__WHAT TO PRODUCE__
Lines with the word "title" are the ones wanted. Copy each of them from the entries below.

__Data records for software interfaces__

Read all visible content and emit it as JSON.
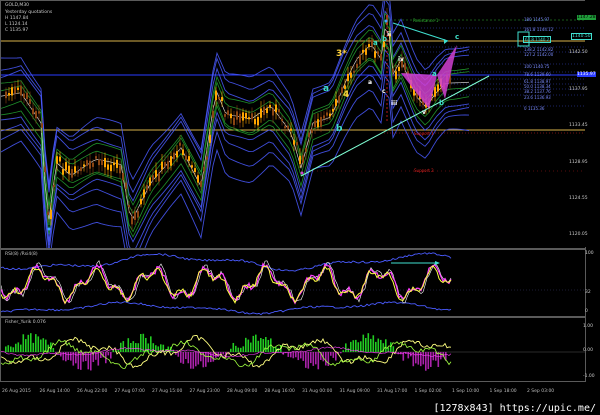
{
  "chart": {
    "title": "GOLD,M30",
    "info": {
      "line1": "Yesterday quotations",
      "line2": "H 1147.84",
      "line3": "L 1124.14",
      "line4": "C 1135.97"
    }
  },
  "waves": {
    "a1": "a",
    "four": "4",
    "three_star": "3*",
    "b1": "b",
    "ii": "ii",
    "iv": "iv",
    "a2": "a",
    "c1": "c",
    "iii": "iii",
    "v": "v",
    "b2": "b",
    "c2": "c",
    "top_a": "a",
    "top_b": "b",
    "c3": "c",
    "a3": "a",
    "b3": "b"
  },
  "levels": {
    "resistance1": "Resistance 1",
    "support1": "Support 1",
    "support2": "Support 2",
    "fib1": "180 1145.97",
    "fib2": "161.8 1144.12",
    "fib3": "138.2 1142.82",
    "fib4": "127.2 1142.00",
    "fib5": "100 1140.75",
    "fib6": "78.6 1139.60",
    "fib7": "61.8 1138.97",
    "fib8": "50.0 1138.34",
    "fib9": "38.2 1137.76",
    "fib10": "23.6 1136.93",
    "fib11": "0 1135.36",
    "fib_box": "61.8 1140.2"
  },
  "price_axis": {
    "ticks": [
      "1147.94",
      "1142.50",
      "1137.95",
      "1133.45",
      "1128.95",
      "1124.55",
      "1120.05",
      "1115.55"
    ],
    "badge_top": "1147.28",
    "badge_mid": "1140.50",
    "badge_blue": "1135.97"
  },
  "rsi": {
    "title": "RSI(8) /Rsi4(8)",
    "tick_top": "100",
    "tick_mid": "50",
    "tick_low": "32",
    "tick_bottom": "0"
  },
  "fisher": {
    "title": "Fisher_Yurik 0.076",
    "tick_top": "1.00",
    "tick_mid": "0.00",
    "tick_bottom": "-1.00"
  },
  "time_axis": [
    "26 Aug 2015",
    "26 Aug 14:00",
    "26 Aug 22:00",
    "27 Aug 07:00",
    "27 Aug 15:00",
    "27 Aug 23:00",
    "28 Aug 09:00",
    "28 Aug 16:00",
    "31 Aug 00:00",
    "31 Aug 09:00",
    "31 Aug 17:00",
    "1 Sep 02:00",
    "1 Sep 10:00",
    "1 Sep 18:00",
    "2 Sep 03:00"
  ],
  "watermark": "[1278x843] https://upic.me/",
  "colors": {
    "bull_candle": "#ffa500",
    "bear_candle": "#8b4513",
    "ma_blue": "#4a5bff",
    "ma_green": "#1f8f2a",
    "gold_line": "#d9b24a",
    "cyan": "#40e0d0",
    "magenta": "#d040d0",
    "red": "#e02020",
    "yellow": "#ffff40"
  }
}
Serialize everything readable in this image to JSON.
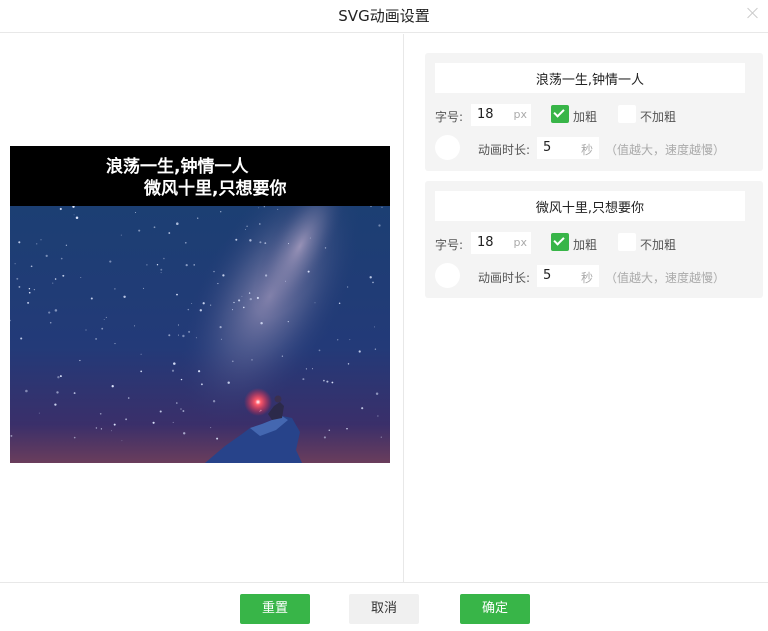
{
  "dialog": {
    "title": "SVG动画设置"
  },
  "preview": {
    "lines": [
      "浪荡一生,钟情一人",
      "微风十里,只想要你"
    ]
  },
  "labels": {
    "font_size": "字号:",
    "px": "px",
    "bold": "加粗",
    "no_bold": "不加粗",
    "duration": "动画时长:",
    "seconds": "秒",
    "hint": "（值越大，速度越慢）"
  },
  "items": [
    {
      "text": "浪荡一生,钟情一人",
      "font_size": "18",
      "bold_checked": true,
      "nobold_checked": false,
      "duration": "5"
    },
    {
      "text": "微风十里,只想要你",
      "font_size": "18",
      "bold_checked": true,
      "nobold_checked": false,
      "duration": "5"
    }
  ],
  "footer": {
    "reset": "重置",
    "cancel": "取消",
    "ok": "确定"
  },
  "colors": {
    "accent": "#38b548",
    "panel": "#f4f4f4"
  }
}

__PROBLEM SOLUTION__
    "title": "GOLD,M30",
    "title": "RSI(8) /Rsi4(8)",
    "title": "Fisher_Yurik 0.076",
    "title": "SVG动画设置"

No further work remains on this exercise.